Alternative Mortgage Options to Consider
If you don't meet the mortgage requirements and don't expect you'll be able to meet them by taking other measures, you might consider options such as seller refinancing and non-qualified mortgages.
Best for temporary situations, seller financing usually involves the property owner lending you money and charging you mortgage payments for a set number of years before requiring the remaining balance as a balloon payment. You'd usually attempt to get a regular mortgage to cover the balloon payment when it's due, so you'd need to eventually meet the lender's criteria.
Non-qualified mortgages allow for lower credit scores, higher DTI ratios and less stable income situations in exchange for downsides like a higher interest rate and higher down payment. Self-employed individuals and investors might seek these loans when they can't show a regular income, have a high level of debt or need to work on their credit score.
Read More: What Is Home Finance by Owner?
- Consumer Financial Protection Bureau: What Is a Debt-to-Income Ratio? Why Is the 43% Debt-to-Income Ratio Important?
- Consumer Financial Protection Bureau: What Is a Qualified Mortgage?
- Consumer Financial Protection Bureau: Buying a Home? The First Step Is to Check Your Credit
- Consumer Financial Protection Bureau: What Are Some of the Financial Considerations When Thinking About Buying or Renting a Home?
- Consumer Financial Protection Bureau: What Fees or Charges Are Paid When Closing on a Mortgage and Who Pays Them?
- Lending Tree: Minimum Mortgage Requirements for 2021
- Consumer Financial Protection Bureau: What Is a Jumbo Loan?
- U.S. Department of Agriculture: Rural Development Single Family Housing - Area Loan Limits
- U.S. Department of Housing and Urban Development: Maximum Mortgage Limits 2021
- Consumer Financial Protection Bureau: How to Decide How Much to Spend On Your Down Payment
- U.S. Department of Agriculture: Single Family Housing Guaranteed Loan Program
- U.S. Department of Veterans Affairs: VA Guaranteed Loan

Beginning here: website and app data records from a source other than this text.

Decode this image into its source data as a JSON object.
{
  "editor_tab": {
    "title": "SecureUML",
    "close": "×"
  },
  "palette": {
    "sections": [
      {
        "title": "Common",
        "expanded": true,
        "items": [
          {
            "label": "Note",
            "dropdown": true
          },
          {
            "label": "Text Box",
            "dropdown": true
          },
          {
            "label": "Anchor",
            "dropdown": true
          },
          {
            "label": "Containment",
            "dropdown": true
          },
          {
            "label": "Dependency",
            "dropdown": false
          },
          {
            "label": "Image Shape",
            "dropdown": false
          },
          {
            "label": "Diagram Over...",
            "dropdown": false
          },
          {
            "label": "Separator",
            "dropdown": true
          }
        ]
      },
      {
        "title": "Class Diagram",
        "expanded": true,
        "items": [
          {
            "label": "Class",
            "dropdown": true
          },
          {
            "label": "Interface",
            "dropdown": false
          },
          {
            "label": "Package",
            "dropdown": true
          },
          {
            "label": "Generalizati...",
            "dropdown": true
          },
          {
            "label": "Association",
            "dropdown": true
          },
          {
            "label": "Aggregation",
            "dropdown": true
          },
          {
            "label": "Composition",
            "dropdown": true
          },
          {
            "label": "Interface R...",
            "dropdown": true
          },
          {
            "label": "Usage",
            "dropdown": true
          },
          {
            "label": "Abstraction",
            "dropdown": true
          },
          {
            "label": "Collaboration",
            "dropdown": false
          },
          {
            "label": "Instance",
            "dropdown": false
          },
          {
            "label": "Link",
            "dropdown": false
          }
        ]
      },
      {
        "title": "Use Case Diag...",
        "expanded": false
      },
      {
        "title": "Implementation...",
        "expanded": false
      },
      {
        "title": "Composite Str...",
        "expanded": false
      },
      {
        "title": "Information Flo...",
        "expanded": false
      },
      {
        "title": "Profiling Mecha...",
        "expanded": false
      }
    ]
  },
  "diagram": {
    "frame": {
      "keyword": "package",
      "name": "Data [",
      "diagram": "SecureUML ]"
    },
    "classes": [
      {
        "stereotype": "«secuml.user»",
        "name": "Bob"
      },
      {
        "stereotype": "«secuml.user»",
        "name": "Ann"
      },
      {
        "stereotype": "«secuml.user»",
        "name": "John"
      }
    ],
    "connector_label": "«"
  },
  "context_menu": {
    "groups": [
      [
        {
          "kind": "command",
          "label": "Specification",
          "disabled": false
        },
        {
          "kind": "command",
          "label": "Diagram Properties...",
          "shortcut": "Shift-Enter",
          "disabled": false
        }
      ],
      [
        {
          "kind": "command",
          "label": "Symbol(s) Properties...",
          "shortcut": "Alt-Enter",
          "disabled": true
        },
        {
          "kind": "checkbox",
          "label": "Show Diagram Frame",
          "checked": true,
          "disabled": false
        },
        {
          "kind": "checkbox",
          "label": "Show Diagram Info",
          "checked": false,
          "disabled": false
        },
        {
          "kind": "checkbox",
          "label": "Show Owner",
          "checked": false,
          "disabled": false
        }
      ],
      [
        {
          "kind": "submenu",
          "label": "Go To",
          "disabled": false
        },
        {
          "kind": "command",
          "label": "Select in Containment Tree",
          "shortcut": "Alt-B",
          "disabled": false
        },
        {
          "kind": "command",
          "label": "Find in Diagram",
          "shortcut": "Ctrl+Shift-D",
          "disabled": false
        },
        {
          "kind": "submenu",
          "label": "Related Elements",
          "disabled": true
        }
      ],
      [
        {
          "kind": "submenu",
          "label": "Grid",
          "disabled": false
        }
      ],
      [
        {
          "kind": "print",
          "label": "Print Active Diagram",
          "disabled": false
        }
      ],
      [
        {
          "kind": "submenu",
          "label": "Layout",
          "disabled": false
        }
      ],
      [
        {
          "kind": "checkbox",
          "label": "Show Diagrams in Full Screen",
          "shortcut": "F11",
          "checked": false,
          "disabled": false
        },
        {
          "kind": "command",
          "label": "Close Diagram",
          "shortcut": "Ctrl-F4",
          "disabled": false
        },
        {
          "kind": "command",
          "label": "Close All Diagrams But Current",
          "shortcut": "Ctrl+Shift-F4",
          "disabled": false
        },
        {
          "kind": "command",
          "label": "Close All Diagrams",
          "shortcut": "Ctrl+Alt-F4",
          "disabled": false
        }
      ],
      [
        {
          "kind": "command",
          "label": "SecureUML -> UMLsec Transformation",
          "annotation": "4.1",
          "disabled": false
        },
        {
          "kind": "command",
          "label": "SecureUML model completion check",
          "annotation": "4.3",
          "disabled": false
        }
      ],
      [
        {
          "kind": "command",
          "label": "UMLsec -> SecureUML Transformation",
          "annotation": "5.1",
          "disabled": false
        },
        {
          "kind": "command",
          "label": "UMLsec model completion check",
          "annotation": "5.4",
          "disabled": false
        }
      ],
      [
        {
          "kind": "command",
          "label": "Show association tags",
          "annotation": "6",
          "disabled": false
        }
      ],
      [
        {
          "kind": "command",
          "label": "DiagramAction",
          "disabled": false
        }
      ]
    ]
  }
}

- U.S. Department of Veterans Affairs: VA Home Loan Limits
- U.S. Department of Housing and Urban Development: Financing Manufactured (Mobile) Homes
- Consumer Financial Protection Bureau: Get a Prequalification or Preapproval Letter
- First Heritage Mortgage: What Is a Non-Qualified Mortgage?
- Consumer Financial Protection Bureau: What Is "Seller Financing"?
- Consumer Financial Protection Bureau: Making the Move to Homeownership on Your Own or With Someone Else
- The Motley Fool: What Do You Need to Qualify for a Mortgage?
Ashley Donohoe has written about business and technology topics since 2010. Having a Master of Business Administration degree, bookkeeping certification and experience running a small business and doing tax returns, she is knowledgeable about the tax issues individuals and businesses face. Other places featuring her business writing include Zacks, JobHero, LoveToKnow, Bizfluent, Chron and Study.com.